On Saturday night, 48 Hours on CBS profiled the story of a doctor’s wife, Miriam Illes. She was shot and killed, as if by a marksman. The killer stood some 70 feet from her kitchen window — in the dark, in a creek — fired once — and shot one bullet directly through her heart using a silencer so no one would be alerted.

The case was chilling, but what was even more chilling was watching the husband of Miriam Illes, Dr. Illes. He proclaims to this day he is innocent.

Throughout the entire interview on CBS, Dr. Illes never once gave away a HINT that he was lying. His stories were believable. He said the exact right things — EVERY TIME. His facial expressions didn’t contradict what he was saying. He didn’t project anger or frustration. He was calm and totally BELIEVABLE.

He didn’t give away ONE characteristic of a liar — yet as the investigation revealed itself — the circumstantial evidence became so overwhelming against him — you couldn’t help but believe he did it. He just had to be the killer. Dr. Illes, I suspect, is a super liar — a liar no one could ever catch by listening to him alone.

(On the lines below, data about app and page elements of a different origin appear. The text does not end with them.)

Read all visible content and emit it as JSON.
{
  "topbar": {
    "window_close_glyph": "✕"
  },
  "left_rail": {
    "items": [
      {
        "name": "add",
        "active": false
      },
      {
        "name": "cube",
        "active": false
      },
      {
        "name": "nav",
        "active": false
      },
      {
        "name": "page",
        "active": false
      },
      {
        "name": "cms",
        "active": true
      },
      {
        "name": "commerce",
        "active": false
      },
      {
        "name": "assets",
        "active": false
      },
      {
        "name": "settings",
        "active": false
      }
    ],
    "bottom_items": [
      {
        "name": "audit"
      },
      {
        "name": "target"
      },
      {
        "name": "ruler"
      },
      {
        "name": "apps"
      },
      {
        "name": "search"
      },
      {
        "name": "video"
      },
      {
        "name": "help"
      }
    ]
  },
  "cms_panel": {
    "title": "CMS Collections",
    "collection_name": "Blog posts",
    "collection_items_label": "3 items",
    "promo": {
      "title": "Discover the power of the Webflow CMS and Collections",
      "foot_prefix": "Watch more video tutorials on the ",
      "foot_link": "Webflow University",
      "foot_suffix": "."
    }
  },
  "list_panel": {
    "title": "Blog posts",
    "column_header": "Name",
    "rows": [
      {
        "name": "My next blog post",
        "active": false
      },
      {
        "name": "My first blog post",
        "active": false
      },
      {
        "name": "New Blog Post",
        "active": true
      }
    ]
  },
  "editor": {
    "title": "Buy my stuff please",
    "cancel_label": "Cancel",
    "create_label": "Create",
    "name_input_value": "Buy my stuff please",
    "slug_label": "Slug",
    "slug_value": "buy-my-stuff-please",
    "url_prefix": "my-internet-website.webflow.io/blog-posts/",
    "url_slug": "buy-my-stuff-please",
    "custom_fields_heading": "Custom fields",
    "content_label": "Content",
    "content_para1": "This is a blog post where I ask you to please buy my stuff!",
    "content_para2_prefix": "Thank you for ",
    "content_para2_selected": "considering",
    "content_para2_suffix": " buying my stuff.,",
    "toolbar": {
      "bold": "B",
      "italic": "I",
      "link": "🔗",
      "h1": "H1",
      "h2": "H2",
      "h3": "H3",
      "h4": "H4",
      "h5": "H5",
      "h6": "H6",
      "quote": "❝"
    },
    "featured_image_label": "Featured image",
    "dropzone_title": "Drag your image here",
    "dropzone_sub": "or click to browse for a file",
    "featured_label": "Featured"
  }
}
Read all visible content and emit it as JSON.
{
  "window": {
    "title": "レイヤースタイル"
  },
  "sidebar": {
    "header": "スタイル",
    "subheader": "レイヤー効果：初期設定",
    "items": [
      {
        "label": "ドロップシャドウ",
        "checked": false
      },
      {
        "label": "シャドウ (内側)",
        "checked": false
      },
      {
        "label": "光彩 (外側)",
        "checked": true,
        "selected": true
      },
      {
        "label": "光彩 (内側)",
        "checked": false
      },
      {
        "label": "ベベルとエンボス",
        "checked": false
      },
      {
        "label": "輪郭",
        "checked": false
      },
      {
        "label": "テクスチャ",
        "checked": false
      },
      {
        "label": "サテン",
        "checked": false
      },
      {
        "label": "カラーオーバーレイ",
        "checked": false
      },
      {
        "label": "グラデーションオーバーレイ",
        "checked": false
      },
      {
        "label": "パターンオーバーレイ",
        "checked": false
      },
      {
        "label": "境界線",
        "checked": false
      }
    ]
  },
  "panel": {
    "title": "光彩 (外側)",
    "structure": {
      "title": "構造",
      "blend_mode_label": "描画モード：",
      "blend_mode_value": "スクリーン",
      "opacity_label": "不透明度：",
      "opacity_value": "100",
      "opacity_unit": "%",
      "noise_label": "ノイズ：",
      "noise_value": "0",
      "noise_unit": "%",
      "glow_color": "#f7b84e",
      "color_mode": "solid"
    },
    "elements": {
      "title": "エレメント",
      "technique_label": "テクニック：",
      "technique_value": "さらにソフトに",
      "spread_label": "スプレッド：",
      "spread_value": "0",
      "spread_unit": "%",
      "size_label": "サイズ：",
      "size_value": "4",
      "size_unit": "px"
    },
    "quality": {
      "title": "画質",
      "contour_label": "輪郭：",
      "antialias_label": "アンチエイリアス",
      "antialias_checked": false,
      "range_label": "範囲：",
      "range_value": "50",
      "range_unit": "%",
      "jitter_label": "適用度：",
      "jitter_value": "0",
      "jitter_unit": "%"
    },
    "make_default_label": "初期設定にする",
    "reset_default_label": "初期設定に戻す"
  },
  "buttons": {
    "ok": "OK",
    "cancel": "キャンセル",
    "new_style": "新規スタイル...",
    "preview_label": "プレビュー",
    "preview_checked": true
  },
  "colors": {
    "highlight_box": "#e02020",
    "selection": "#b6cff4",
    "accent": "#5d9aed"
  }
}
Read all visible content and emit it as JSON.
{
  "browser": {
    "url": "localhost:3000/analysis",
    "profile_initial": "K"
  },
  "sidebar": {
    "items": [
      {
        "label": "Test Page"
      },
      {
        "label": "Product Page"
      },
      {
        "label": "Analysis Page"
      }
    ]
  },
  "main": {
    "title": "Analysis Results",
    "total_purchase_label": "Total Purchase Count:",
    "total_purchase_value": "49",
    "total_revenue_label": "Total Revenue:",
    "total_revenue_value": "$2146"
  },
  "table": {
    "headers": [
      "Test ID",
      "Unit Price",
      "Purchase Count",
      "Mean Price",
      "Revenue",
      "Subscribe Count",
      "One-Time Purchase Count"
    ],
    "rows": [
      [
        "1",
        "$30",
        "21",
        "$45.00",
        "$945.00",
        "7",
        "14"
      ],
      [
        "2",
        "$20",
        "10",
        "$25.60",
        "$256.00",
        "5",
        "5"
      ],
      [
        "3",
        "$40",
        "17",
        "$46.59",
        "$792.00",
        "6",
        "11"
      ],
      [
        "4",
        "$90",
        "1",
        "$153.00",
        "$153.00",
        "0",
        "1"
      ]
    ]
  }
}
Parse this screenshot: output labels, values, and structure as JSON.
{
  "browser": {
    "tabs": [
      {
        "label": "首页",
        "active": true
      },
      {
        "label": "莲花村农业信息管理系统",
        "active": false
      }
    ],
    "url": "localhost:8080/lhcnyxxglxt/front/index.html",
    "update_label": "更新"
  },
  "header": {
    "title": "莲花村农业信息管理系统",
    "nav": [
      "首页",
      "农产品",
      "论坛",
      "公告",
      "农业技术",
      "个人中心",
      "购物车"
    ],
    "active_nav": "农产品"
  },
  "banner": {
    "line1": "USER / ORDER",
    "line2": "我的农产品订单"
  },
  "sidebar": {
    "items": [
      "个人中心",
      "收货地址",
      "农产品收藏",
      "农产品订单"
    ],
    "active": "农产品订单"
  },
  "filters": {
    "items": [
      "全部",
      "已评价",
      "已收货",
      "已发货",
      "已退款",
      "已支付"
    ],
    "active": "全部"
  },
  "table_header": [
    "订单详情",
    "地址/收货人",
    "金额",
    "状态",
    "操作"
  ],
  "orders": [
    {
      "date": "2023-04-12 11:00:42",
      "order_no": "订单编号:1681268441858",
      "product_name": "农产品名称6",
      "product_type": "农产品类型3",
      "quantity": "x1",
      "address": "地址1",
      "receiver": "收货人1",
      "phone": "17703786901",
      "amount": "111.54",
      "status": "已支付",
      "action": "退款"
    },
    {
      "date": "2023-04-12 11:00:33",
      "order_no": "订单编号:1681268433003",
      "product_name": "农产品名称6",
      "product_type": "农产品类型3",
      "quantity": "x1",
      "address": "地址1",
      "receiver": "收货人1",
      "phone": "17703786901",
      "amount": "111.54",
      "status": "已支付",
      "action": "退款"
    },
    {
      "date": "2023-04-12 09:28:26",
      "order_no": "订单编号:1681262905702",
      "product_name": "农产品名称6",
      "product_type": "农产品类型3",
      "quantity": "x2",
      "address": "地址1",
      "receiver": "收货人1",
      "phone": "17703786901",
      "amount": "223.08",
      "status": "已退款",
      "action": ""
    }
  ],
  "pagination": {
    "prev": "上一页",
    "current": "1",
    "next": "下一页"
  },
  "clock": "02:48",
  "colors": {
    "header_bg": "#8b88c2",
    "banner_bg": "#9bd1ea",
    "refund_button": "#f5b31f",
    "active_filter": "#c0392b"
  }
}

This guy was cold, calculating and beyond creepy especially in the end after he said and did everything “right”. When he was arrested, the police found a manuscript that he had written on his computer titled, “Heart Shot: Murder Of The Doctor’s Wife.” In his manuscript, he even used correct names for people. Yet as the murderer killed, his manuscript read that the murderer found it “erotic” and more exciting than sex!


Dr. Illes response? Why did he write this book knowing the situation? He replied:

“I thought it would generate more interest and more widespread knowledge of the actual facts of the case, which were not being disseminated by the police. That was my motive.”

I wonder how many of his surgery patients may have died at the mind and hands of this clever, highly-intelligent madman?

You can watch a video of Mr. Illes titled: Shot in the dark to see if you can tell if he is lying. Go ahead, check it out. Watch him speak. You can also read all the details of the crime investigation here.

This is one case I can honestly say I wouldn’t have been able to pinpoint with any accuracy that Mr. Illes was lying by purely watching him speak alone. He came across as trustworthy — yet with all the evidence found — even without any directly linking him to the crime — I just can’t believe him. Too many weird behaviors implicate him to the crime in a bizarre way.

They say this man was a genius, exceptionally smart — smarter than any one of the people investigating him as said by the District Attorney — but as a group collectively, he wasn’t smarter than all of them.



What do you do?

What do YOU do when you see a friend who is in a difficult situation– who doesn’t see the truth — but you clearly do? Do you tell him or her what you see and risk upsetting them and possibly ruin your friendship? Or, do you just turn your head and keep your nose out of his/her business?

I’d love your thoughts. If you could explain why you do what you do, I’d be honored. I will respond with what I do in the coming week.